-- Opening Marker --

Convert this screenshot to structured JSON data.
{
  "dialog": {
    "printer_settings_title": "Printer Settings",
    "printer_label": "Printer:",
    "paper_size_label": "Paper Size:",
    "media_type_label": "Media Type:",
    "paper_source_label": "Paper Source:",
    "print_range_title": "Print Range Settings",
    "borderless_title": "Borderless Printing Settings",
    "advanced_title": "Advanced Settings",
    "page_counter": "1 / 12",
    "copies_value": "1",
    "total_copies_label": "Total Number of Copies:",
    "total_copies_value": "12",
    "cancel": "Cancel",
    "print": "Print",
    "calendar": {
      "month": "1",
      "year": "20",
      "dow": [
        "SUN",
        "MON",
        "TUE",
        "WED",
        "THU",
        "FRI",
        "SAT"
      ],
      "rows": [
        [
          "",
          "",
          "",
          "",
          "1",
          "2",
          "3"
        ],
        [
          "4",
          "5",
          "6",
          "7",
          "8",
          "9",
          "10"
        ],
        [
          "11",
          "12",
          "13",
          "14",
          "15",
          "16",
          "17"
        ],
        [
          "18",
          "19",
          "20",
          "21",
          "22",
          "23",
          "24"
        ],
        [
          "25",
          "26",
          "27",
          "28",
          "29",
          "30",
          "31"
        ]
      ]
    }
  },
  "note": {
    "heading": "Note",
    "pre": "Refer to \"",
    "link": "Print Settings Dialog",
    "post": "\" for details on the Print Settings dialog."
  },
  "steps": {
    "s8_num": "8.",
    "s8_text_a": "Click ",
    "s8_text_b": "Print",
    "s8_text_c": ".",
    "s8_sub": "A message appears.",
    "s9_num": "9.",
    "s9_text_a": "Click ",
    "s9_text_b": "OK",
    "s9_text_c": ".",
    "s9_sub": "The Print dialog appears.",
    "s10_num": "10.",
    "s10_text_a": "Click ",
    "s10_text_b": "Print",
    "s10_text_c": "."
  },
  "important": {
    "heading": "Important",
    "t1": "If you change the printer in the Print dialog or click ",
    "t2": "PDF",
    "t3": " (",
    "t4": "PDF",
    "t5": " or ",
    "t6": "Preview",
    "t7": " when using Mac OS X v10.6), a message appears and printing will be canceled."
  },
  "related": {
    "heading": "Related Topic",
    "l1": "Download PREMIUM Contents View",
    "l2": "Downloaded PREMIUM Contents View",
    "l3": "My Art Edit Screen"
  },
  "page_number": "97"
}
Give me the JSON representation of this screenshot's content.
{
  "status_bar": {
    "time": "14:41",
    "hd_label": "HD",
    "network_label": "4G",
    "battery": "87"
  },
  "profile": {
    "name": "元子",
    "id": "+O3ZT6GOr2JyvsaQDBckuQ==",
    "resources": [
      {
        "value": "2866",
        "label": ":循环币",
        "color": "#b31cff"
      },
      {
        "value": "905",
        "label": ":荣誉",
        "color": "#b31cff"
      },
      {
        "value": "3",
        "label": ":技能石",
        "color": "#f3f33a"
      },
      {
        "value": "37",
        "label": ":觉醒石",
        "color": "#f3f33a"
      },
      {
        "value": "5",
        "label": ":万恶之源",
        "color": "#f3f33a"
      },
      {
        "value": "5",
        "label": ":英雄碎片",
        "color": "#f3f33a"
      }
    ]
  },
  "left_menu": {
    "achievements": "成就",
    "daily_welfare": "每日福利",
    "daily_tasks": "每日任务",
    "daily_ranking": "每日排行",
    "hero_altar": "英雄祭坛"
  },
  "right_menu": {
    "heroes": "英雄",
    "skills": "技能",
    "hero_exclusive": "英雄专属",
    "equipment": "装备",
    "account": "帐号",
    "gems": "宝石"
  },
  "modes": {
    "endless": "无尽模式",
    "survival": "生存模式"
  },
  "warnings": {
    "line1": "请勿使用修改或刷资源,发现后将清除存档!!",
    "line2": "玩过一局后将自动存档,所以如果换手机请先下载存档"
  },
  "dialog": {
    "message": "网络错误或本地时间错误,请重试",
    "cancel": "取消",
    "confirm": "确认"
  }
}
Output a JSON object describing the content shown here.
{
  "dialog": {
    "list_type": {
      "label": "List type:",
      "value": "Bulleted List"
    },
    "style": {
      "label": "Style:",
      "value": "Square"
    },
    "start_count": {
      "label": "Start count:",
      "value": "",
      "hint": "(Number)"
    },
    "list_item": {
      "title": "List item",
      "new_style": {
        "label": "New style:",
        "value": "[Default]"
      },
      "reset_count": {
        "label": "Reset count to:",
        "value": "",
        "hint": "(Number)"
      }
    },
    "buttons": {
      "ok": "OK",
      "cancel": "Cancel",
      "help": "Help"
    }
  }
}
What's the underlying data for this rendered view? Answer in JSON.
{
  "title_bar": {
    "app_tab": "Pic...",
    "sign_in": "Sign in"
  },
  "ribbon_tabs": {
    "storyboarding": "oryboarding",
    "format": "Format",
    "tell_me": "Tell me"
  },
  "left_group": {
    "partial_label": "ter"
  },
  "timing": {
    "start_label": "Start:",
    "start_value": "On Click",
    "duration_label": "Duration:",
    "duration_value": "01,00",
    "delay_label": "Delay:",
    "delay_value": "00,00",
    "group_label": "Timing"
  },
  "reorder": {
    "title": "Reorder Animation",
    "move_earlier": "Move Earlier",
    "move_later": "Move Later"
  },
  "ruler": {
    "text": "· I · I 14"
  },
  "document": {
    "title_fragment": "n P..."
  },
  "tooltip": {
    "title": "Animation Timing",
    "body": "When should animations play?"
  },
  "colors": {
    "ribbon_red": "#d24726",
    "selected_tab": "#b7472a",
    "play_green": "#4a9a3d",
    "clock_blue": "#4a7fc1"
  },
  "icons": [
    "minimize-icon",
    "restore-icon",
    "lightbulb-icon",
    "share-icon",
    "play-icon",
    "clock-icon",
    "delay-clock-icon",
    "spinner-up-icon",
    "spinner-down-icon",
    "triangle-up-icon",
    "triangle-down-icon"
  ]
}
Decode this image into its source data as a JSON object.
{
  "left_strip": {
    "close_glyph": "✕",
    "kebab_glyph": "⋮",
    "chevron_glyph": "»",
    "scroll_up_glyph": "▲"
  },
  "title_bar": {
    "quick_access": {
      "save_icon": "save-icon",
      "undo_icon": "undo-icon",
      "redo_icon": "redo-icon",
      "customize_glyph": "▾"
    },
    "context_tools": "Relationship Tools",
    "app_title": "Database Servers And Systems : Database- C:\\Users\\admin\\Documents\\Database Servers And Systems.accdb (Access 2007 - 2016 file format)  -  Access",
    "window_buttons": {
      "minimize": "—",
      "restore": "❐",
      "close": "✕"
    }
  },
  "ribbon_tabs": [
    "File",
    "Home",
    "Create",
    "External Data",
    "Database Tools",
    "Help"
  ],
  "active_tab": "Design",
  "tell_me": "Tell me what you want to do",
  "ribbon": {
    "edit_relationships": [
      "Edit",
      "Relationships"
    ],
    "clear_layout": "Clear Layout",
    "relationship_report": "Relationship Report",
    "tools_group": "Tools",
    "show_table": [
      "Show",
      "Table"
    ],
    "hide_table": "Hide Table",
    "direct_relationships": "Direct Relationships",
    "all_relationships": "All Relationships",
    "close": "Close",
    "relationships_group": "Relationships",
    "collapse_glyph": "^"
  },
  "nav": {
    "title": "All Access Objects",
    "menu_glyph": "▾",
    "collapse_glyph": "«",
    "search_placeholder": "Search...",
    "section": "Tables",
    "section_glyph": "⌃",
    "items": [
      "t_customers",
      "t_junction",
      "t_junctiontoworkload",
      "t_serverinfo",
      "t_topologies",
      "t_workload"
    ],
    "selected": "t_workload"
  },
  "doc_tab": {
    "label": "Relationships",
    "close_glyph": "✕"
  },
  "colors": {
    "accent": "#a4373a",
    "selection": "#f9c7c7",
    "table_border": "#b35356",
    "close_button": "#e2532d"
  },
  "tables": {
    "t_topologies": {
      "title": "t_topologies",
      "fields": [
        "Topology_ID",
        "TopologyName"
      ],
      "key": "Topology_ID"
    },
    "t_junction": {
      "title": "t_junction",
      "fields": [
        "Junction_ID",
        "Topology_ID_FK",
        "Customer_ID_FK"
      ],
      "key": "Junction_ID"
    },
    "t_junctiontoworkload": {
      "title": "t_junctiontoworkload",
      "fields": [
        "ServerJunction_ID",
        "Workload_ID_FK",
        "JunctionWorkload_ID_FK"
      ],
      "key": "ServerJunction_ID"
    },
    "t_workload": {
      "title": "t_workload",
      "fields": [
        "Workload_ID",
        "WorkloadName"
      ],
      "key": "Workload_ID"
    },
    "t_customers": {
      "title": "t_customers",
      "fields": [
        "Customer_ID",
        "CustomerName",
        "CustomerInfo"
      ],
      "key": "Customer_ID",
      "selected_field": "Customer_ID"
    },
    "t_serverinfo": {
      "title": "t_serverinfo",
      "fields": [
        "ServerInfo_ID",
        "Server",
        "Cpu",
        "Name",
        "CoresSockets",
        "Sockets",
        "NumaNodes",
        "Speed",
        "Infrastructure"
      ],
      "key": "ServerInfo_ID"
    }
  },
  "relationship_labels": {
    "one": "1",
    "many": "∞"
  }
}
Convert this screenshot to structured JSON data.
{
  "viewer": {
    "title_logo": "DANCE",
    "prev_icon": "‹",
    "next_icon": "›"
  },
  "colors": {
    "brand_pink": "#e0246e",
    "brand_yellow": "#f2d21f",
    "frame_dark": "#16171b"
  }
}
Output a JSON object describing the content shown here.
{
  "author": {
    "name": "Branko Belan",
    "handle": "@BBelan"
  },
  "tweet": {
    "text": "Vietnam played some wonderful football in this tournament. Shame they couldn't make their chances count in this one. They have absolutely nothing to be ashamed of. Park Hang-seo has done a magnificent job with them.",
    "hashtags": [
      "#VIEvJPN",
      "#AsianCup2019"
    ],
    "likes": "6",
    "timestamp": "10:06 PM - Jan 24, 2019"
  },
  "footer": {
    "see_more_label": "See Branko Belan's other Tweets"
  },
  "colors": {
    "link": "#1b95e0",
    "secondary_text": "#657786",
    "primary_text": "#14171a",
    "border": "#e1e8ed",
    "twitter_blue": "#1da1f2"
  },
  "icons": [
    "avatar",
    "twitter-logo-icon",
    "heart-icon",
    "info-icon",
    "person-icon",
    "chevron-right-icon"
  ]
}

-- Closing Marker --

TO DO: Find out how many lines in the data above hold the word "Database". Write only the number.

TASK RESPONSE: 2